(Beginning of Dataset excerpts)

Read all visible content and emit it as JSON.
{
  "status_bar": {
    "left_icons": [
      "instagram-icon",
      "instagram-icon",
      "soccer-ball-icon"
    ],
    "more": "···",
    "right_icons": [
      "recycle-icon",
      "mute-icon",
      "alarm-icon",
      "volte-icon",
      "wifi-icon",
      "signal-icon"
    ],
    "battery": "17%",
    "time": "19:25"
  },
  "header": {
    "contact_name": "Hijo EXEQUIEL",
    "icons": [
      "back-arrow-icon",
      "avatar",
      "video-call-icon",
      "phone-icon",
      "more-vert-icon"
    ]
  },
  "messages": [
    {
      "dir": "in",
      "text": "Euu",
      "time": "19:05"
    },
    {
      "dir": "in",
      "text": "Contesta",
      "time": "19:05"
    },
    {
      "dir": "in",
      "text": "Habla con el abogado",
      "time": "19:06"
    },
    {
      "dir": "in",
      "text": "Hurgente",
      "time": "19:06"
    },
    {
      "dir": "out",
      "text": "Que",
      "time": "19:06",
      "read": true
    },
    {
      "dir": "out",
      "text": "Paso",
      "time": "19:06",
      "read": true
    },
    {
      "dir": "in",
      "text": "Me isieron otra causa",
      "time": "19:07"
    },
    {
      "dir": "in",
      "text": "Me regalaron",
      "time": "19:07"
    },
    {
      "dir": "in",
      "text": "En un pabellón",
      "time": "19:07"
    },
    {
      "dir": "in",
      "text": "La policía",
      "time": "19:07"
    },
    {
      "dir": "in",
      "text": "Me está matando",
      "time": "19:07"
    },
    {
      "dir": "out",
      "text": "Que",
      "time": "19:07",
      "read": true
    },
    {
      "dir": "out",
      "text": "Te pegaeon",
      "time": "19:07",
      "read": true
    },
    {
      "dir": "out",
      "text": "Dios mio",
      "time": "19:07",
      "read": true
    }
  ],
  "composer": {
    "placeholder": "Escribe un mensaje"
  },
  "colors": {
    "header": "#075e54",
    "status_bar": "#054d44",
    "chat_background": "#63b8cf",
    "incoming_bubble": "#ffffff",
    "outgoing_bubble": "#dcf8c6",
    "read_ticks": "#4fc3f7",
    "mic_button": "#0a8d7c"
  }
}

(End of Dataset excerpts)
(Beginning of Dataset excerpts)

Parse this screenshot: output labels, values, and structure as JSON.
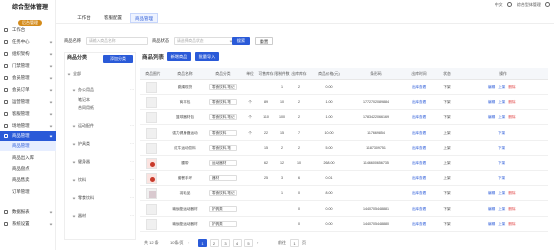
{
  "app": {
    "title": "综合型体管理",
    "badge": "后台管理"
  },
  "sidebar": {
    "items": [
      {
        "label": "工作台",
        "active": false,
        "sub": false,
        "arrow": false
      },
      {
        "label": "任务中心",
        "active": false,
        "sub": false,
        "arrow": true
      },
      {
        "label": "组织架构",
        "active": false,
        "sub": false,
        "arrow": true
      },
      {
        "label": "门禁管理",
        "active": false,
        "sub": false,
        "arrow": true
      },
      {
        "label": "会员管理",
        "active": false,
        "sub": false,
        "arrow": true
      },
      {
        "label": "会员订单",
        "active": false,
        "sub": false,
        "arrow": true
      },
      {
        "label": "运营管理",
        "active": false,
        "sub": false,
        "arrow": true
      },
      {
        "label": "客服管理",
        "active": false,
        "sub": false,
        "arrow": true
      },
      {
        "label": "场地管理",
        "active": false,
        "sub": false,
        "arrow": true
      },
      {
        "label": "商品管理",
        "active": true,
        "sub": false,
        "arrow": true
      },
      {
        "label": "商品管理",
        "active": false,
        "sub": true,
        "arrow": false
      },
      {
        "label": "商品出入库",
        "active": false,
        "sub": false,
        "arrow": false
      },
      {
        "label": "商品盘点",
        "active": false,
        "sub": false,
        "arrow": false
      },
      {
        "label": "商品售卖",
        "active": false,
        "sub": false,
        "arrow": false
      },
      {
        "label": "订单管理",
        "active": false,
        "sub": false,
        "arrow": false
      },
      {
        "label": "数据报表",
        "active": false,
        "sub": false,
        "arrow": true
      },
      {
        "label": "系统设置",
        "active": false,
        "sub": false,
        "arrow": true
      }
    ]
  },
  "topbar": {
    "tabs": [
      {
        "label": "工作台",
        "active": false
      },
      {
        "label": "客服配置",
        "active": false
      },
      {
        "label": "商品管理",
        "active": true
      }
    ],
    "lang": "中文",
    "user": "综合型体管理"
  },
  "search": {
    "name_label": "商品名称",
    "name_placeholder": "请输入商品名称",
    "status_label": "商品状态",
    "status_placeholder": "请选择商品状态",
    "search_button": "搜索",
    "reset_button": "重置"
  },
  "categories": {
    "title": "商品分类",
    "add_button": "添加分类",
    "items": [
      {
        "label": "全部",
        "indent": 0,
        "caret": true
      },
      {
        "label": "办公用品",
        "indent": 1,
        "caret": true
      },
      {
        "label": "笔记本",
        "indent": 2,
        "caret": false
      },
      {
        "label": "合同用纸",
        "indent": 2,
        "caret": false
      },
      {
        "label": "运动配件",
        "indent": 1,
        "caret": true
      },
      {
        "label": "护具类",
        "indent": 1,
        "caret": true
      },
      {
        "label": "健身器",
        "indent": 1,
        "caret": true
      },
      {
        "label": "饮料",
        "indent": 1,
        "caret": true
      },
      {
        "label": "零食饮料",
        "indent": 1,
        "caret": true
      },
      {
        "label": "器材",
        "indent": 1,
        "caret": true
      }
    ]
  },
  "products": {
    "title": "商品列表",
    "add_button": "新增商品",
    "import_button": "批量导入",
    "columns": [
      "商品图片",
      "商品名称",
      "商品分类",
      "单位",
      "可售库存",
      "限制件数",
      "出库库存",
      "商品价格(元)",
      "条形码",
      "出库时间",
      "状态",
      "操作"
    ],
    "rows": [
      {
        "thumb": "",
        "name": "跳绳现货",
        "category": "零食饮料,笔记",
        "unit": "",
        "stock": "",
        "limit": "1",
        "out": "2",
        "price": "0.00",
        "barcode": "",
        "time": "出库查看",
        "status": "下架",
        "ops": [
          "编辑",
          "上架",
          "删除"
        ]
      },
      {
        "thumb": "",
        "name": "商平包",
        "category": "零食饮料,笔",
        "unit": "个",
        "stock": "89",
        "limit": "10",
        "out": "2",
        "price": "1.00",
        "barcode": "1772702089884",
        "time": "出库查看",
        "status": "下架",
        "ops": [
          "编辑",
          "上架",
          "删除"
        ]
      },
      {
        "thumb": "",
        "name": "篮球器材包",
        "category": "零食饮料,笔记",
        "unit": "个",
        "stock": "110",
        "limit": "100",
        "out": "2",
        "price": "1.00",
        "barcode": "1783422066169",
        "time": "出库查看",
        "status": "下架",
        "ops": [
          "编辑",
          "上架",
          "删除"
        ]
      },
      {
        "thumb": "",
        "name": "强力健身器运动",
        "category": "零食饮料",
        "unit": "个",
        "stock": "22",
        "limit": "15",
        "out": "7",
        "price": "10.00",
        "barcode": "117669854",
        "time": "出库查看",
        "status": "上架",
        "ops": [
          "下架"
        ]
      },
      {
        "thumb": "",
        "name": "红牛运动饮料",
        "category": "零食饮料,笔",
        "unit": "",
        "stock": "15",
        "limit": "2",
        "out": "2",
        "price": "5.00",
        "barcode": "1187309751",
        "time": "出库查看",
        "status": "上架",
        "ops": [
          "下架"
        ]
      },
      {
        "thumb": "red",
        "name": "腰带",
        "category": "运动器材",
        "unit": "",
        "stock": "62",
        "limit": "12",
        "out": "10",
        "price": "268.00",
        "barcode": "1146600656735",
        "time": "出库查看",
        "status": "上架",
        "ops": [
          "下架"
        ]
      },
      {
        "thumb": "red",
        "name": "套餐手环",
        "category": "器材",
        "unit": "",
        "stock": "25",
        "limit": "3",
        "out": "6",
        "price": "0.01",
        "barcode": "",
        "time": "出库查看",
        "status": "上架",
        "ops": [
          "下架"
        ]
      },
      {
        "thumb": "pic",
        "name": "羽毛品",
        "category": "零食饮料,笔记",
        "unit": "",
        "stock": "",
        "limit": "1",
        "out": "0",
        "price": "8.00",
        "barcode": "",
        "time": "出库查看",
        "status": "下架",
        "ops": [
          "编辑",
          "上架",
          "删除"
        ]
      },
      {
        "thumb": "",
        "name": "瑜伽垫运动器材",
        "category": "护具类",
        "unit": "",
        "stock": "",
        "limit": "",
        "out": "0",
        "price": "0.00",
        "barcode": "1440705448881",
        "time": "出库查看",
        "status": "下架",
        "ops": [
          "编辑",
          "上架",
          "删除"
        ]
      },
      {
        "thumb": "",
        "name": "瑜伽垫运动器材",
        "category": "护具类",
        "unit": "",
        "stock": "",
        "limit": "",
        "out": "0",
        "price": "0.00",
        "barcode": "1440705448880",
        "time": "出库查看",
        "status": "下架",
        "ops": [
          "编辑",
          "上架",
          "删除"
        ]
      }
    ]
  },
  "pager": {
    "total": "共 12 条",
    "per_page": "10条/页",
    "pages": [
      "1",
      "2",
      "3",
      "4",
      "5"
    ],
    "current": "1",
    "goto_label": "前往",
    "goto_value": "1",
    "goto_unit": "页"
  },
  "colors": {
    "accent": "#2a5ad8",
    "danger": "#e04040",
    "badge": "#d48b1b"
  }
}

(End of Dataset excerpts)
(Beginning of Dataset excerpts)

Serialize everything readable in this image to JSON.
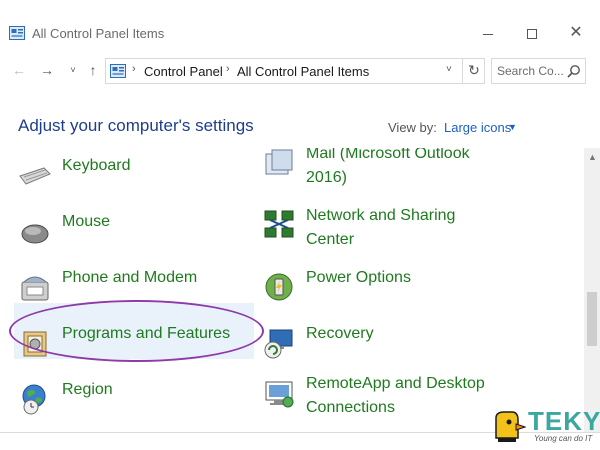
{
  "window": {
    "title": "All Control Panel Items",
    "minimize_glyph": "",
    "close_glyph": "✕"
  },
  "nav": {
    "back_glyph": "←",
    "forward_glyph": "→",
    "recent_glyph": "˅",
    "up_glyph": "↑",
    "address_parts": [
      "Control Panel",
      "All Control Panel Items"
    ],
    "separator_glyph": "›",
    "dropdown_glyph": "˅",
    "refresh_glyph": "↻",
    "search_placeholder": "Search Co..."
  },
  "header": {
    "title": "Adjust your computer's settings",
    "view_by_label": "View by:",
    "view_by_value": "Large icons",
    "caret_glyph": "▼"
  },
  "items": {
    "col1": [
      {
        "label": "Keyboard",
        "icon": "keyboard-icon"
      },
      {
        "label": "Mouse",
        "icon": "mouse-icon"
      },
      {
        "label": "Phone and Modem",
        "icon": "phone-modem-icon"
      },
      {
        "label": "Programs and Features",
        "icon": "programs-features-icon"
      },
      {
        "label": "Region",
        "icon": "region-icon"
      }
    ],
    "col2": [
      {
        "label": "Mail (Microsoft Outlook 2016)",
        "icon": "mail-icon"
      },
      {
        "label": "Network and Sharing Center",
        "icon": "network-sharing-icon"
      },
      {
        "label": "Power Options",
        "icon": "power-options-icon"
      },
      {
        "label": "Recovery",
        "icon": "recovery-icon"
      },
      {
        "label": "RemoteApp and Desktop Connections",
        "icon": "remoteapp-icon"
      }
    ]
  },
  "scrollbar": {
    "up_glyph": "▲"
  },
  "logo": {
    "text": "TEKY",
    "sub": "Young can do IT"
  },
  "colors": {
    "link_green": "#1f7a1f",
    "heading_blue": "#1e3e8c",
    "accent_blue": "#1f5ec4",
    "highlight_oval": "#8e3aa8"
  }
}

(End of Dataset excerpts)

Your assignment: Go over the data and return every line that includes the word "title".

Output below:
    "title": "综合型体管理",
    "title": "商品分类",
    "title": "商品列表",
    "title": "All Control Panel Items",
    "title": "Adjust your computer's settings",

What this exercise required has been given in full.